You can read more about the PNG format and about DEFLATE, the compression scheme utilized in the PNG format, at Wikipedia.

  • @DanIsFiddlingByFirelight possibly.. I'm a designer, not a mathematician :) updated.
    – Scott
    Oct 27, 2020 at 22:07
  • This has nothing to do with PNG chunks. More relevant are the PNG row filters which can effectively predict repetitive patterns.
    – Nayuki
    Oct 27, 2020 at 23:00

The memory space needed for a pixel is the same, no matter what's its color or transparency level. Programmers have found ways to save space by letting their program to analyze patterns and instead of storing every pixel separately a found repeating rule how a pattern is constructed is saved. It really pays off, the available savings can be tens of percents and even more if some error is allowed like in JPG compression. Make a search for image compression methods.


File Formats

How pixels are stored depends on the file format. Most formats support some kind of compression which means that the amount of bytes used will depend on the complexity of the content of the image and not just on the mere number of pixels.

In a truly uncompressed format, each pixel will take the same amount. Try a standard *.bmp format to see that all your images have the same size.

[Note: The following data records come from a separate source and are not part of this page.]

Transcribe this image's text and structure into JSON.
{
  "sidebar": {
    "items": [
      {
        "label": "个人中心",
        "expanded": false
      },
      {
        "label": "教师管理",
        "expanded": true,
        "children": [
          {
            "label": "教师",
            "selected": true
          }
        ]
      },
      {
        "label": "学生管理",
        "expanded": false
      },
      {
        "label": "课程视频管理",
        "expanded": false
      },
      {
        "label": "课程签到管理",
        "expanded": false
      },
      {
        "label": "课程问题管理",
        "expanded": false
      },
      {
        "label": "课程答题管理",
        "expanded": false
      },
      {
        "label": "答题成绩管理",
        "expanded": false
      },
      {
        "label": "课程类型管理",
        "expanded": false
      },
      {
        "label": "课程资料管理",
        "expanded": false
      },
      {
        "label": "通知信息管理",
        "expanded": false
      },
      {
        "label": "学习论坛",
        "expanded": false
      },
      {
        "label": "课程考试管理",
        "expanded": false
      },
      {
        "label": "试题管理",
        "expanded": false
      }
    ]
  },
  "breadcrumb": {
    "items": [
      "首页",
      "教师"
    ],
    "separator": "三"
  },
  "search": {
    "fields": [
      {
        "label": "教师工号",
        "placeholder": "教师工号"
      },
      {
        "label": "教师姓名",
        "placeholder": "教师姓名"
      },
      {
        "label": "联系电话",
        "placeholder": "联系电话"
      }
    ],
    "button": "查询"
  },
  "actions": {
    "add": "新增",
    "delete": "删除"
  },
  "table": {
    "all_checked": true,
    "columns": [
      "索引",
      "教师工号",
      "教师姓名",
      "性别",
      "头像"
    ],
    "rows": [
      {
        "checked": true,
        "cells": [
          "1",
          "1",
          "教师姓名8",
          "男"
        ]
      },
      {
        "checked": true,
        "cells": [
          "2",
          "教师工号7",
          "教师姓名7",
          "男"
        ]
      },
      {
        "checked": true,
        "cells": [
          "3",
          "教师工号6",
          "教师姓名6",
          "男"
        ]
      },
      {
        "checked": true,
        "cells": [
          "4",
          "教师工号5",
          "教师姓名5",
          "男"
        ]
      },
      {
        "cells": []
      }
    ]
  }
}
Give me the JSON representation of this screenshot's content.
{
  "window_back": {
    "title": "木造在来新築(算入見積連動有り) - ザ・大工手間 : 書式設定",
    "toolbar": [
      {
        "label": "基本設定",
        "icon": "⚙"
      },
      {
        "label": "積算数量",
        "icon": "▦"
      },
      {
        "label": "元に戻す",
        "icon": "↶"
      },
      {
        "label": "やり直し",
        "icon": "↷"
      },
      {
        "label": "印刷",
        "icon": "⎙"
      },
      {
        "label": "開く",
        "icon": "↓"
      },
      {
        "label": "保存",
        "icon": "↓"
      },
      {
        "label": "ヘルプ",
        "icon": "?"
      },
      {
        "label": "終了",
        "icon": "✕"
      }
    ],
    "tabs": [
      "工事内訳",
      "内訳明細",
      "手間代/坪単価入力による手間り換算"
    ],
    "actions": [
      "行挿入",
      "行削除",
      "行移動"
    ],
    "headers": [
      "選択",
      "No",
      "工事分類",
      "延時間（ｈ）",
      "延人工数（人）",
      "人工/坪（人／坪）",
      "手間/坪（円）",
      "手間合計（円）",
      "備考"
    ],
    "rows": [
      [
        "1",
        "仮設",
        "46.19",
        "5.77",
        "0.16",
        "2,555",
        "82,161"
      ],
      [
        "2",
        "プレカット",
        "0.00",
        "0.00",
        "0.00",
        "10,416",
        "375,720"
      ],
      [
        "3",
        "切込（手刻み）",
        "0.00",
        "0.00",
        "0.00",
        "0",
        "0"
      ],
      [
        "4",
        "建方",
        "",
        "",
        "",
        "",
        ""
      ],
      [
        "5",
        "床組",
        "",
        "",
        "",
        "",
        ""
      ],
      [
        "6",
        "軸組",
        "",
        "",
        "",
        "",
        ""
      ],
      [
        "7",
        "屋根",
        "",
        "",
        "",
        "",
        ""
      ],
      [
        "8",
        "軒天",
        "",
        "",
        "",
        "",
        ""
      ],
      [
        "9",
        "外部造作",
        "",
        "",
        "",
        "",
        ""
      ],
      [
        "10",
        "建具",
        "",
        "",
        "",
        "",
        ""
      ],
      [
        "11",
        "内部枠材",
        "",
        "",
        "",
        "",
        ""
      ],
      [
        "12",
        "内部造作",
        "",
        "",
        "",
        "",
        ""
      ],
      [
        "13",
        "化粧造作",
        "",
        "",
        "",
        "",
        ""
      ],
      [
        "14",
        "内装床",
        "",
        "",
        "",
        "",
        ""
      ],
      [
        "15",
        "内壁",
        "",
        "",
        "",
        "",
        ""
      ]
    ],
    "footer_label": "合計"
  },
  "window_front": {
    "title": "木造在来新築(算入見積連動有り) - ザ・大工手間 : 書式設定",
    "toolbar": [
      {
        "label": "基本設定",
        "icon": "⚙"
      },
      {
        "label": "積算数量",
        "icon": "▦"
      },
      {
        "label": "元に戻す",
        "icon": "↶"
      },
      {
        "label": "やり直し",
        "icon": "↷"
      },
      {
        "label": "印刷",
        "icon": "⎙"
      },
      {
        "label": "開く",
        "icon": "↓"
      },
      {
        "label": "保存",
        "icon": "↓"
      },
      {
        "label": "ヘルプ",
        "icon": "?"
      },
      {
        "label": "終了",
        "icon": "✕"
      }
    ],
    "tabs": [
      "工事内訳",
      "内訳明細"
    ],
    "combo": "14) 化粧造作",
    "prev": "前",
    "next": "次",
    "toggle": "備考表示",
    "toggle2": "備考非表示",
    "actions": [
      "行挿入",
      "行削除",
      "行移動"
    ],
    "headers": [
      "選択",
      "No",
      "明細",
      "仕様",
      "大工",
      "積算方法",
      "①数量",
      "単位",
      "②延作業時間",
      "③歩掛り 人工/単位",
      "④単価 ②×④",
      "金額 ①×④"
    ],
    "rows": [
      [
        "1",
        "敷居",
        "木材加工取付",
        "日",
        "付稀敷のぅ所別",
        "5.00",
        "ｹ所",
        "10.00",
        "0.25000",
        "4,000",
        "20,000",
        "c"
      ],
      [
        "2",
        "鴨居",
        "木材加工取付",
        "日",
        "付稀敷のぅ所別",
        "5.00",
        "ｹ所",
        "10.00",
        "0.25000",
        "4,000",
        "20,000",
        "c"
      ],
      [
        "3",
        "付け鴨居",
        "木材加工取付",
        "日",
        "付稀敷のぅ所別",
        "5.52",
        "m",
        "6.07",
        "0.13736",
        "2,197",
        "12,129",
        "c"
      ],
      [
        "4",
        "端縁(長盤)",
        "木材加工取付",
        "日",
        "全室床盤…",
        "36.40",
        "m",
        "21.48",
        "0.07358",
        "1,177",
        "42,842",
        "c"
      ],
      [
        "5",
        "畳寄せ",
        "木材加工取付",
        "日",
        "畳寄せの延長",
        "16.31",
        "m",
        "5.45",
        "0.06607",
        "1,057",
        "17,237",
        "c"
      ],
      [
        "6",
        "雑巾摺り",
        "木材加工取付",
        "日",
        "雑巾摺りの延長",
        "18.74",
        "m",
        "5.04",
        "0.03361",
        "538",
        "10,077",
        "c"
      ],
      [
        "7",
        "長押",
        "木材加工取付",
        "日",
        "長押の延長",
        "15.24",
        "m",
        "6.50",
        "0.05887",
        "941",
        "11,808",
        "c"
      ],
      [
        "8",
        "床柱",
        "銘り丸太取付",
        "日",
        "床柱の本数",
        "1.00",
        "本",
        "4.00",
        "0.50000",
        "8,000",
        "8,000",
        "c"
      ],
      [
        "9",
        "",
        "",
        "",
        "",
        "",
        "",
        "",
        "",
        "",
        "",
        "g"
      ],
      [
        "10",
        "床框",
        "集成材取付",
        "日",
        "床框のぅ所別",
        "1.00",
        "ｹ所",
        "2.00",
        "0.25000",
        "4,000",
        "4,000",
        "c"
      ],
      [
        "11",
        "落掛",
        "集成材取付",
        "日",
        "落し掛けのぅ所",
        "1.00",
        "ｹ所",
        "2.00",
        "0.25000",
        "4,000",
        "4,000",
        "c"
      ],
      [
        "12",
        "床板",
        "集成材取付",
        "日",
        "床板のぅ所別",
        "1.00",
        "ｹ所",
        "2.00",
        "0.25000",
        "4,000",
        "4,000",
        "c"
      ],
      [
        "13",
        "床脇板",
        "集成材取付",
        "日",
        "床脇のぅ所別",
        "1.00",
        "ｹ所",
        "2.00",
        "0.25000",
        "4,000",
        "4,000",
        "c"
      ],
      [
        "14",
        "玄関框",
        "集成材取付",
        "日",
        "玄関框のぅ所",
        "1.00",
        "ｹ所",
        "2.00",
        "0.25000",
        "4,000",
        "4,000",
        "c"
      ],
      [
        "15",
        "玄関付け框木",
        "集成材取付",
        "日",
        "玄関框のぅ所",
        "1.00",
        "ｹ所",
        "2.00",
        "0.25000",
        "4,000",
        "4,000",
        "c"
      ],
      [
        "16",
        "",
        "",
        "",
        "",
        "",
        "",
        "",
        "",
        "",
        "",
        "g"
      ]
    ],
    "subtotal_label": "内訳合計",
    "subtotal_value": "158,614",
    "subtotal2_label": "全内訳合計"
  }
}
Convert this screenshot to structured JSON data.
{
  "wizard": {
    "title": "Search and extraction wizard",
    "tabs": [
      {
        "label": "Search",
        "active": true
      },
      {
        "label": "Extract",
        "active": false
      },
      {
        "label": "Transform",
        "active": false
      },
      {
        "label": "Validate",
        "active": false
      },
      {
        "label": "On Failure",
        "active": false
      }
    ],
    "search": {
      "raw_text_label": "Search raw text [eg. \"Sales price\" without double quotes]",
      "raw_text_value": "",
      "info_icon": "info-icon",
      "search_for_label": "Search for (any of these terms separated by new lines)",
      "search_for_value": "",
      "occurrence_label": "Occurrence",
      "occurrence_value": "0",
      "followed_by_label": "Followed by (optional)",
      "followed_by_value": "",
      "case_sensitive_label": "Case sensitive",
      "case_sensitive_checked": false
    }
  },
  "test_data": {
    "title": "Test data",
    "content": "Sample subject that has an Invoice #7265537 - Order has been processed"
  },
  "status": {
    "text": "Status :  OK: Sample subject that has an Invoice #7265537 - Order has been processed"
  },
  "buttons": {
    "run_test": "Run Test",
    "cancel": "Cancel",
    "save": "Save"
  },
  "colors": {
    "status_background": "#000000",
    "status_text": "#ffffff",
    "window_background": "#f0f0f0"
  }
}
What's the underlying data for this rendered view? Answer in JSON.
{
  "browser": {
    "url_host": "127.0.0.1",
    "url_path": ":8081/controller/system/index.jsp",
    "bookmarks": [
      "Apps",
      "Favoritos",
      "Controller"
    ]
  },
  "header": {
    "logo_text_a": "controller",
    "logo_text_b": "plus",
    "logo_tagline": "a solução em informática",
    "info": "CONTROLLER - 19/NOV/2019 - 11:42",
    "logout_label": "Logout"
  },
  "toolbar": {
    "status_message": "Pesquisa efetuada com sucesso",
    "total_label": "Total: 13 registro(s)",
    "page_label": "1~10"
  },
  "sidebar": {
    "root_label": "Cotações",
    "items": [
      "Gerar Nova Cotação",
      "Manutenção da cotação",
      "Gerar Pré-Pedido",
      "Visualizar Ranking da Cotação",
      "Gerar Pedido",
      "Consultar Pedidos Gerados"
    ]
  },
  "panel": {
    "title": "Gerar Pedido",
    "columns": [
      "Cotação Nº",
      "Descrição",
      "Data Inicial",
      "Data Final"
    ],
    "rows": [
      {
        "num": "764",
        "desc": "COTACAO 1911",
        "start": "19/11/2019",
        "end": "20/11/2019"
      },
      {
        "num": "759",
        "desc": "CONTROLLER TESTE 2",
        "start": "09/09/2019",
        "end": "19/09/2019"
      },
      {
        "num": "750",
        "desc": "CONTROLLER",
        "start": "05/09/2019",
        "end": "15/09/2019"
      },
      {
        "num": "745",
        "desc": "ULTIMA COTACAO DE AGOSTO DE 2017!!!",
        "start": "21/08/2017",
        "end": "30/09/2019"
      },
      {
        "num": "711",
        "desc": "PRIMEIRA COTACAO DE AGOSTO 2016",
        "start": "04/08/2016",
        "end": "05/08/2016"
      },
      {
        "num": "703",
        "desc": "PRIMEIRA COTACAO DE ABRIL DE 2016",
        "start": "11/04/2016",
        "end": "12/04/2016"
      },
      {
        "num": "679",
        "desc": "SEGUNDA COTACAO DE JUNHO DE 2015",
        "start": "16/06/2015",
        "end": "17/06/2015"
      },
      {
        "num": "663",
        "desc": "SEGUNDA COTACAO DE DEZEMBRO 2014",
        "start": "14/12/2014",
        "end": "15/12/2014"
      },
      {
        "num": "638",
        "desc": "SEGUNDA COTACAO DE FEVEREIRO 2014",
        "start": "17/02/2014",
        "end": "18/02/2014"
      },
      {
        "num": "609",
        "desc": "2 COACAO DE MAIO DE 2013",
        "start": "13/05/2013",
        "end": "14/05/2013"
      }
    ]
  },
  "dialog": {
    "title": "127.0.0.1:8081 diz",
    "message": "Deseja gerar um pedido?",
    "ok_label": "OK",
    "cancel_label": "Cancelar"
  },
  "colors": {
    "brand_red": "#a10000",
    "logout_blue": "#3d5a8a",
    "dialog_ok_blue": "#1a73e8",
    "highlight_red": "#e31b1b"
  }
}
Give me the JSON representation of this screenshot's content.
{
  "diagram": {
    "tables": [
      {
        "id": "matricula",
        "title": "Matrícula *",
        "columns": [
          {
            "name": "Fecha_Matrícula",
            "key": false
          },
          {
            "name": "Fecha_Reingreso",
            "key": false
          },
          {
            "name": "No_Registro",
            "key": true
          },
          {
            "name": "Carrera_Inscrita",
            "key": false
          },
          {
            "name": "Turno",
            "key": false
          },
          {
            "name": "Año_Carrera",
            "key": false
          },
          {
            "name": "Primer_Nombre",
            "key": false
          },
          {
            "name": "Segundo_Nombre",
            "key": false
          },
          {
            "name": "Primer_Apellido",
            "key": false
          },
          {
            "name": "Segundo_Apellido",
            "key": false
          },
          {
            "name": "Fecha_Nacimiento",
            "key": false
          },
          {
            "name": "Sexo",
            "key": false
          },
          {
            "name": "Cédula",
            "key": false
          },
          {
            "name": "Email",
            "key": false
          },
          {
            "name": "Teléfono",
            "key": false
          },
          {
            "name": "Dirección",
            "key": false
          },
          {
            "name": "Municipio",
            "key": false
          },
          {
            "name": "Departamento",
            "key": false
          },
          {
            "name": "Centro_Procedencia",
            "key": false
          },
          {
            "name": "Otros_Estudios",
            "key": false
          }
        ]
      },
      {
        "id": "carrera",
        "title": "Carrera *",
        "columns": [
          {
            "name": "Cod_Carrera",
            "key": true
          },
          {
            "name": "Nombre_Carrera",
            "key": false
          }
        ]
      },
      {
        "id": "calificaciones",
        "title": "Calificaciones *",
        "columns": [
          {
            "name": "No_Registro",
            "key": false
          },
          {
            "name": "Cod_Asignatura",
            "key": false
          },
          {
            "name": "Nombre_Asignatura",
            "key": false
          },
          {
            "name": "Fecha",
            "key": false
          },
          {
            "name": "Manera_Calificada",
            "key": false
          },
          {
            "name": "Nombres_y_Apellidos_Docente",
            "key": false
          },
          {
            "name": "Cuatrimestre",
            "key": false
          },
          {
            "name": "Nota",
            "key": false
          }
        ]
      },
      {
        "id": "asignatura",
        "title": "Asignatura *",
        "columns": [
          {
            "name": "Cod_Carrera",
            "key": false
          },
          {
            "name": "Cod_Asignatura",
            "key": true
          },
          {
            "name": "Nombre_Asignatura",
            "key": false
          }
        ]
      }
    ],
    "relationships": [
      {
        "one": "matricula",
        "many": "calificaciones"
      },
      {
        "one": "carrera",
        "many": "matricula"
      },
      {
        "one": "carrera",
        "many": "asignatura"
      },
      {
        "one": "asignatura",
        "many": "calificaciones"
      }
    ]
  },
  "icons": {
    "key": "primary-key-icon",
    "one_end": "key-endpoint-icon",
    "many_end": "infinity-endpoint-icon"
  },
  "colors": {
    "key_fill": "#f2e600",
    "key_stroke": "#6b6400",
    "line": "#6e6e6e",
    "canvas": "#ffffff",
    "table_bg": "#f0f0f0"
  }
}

The effect of compression as used by most formats has been explained in the other answers.

Your Answer

By clicking “Post Your Answer”, you agree to our terms of service and acknowledge that you have read and understand our privacy policy and code of conduct.

Not the answer you're looking for? Browse other questions tagged or ask your own question.